__WORK ORDER__: Each entry must be printed again without a single change.
━━━━━━━━
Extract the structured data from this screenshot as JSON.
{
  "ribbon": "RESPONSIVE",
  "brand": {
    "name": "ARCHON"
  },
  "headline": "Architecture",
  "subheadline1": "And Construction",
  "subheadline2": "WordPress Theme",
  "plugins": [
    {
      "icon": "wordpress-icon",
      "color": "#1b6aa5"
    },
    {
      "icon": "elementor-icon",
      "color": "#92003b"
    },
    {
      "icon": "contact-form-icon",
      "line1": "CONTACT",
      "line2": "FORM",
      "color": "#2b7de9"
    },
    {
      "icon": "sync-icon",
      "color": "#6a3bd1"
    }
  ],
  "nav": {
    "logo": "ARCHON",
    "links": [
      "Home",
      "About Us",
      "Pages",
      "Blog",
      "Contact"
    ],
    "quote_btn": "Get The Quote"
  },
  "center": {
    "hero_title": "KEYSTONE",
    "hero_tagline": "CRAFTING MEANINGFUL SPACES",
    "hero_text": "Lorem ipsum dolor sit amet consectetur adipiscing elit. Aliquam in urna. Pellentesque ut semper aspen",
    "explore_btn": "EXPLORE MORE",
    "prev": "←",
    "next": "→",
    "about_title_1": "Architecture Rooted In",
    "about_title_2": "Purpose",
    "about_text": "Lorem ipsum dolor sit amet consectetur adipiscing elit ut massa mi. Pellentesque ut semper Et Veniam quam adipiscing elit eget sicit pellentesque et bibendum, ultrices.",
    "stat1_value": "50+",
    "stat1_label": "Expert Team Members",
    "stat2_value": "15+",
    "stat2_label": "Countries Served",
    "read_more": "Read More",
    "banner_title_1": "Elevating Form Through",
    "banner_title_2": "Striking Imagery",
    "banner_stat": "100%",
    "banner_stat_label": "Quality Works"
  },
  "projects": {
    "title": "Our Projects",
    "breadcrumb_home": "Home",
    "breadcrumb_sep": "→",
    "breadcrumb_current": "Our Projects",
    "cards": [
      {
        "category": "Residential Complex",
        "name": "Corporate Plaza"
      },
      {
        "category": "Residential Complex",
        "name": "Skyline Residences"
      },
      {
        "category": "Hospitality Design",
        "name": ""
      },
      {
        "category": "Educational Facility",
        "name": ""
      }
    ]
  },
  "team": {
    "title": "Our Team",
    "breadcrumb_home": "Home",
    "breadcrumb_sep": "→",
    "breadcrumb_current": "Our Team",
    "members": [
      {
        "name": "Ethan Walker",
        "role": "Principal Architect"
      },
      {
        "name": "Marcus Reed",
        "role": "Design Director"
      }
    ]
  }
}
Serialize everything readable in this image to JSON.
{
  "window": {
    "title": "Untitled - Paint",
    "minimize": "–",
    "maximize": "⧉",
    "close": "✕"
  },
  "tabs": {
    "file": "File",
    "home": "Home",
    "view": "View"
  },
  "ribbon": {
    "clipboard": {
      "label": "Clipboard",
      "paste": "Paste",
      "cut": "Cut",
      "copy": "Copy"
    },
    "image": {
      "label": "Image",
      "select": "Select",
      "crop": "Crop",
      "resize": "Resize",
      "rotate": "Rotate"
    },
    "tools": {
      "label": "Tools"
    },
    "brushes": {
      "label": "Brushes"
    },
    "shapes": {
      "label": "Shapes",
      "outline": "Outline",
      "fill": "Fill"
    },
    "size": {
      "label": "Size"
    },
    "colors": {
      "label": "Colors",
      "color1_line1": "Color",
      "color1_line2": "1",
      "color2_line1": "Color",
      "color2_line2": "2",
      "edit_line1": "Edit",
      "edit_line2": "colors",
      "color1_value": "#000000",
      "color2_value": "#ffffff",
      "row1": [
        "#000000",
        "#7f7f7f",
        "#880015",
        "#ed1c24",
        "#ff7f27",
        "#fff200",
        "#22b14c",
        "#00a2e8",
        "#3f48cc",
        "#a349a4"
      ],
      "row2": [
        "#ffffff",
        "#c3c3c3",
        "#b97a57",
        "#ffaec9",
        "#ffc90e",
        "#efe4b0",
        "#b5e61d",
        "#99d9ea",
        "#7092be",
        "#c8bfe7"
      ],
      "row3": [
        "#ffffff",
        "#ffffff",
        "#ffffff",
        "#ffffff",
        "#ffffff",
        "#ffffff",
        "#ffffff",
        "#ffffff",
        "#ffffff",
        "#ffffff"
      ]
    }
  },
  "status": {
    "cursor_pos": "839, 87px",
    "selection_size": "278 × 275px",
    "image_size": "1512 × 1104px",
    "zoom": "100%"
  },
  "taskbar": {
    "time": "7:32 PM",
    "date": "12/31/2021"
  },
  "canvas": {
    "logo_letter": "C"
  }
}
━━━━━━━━
__COMPLETED EXERCISE__:
Extract the structured data from this screenshot as JSON.
{
  "ribbon": "RESPONSIVE",
  "brand": {
    "name": "ARCHON"
  },
  "headline": "Architecture",
  "subheadline1": "And Construction",
  "subheadline2": "WordPress Theme",
  "plugins": [
    {
      "icon": "wordpress-icon",
      "color": "#1b6aa5"
    },
    {
      "icon": "elementor-icon",
      "color": "#92003b"
    },
    {
      "icon": "contact-form-icon",
      "line1": "CONTACT",
      "line2": "FORM",
      "color": "#2b7de9"
    },
    {
      "icon": "sync-icon",
      "color": "#6a3bd1"
    }
  ],
  "nav": {
    "logo": "ARCHON",
    "links": [
      "Home",
      "About Us",
      "Pages",
      "Blog",
      "Contact"
    ],
    "quote_btn": "Get The Quote"
  },
  "center": {
    "hero_title": "KEYSTONE",
    "hero_tagline": "CRAFTING MEANINGFUL SPACES",
    "hero_text": "Lorem ipsum dolor sit amet consectetur adipiscing elit. Aliquam in urna. Pellentesque ut semper aspen",
    "explore_btn": "EXPLORE MORE",
    "prev": "←",
    "next": "→",
    "about_title_1": "Architecture Rooted In",
    "about_title_2": "Purpose",
    "about_text": "Lorem ipsum dolor sit amet consectetur adipiscing elit ut massa mi. Pellentesque ut semper Et Veniam quam adipiscing elit eget sicit pellentesque et bibendum, ultrices.",
    "stat1_value": "50+",
    "stat1_label": "Expert Team Members",
    "stat2_value": "15+",
    "stat2_label": "Countries Served",
    "read_more": "Read More",
    "banner_title_1": "Elevating Form Through",
    "banner_title_2": "Striking Imagery",
    "banner_stat": "100%",
    "banner_stat_label": "Quality Works"
  },
  "projects": {
    "title": "Our Projects",
    "breadcrumb_home": "Home",
    "breadcrumb_sep": "→",
    "breadcrumb_current": "Our Projects",
    "cards": [
      {
        "category": "Residential Complex",
        "name": "Corporate Plaza"
      },
      {
        "category": "Residential Complex",
        "name": "Skyline Residences"
      },
      {
        "category": "Hospitality Design",
        "name": ""
      },
      {
        "category": "Educational Facility",
        "name": ""
      }
    ]
  },
  "team": {
    "title": "Our Team",
    "breadcrumb_home": "Home",
    "breadcrumb_sep": "→",
    "breadcrumb_current": "Our Team",
    "members": [
      {
        "name": "Ethan Walker",
        "role": "Principal Architect"
      },
      {
        "name": "Marcus Reed",
        "role": "Design Director"
      }
    ]
  }
}
Serialize everything readable in this image to JSON.
{
  "window": {
    "title": "Untitled - Paint",
    "minimize": "–",
    "maximize": "⧉",
    "close": "✕"
  },
  "tabs": {
    "file": "File",
    "home": "Home",
    "view": "View"
  },
  "ribbon": {
    "clipboard": {
      "label": "Clipboard",
      "paste": "Paste",
      "cut": "Cut",
      "copy": "Copy"
    },
    "image": {
      "label": "Image",
      "select": "Select",
      "crop": "Crop",
      "resize": "Resize",
      "rotate": "Rotate"
    },
    "tools": {
      "label": "Tools"
    },
    "brushes": {
      "label": "Brushes"
    },
    "shapes": {
      "label": "Shapes",
      "outline": "Outline",
      "fill": "Fill"
    },
    "size": {
      "label": "Size"
    },
    "colors": {
      "label": "Colors",
      "color1_line1": "Color",
      "color1_line2": "1",
      "color2_line1": "Color",
      "color2_line2": "2",
      "edit_line1": "Edit",
      "edit_line2": "colors",
      "color1_value": "#000000",
      "color2_value": "#ffffff",
      "row1": [
        "#000000",
        "#7f7f7f",
        "#880015",
        "#ed1c24",
        "#ff7f27",
        "#fff200",
        "#22b14c",
        "#00a2e8",
        "#3f48cc",
        "#a349a4"
      ],
      "row2": [
        "#ffffff",
        "#c3c3c3",
        "#b97a57",
        "#ffaec9",
        "#ffc90e",
        "#efe4b0",
        "#b5e61d",
        "#99d9ea",
        "#7092be",
        "#c8bfe7"
      ],
      "row3": [
        "#ffffff",
        "#ffffff",
        "#ffffff",
        "#ffffff",
        "#ffffff",
        "#ffffff",
        "#ffffff",
        "#ffffff",
        "#ffffff",
        "#ffffff"
      ]
    }
  },
  "status": {
    "cursor_pos": "839, 87px",
    "selection_size": "278 × 275px",
    "image_size": "1512 × 1104px",
    "zoom": "100%"
  },
  "taskbar": {
    "time": "7:32 PM",
    "date": "12/31/2021"
  },
  "canvas": {
    "logo_letter": "C"
  }
}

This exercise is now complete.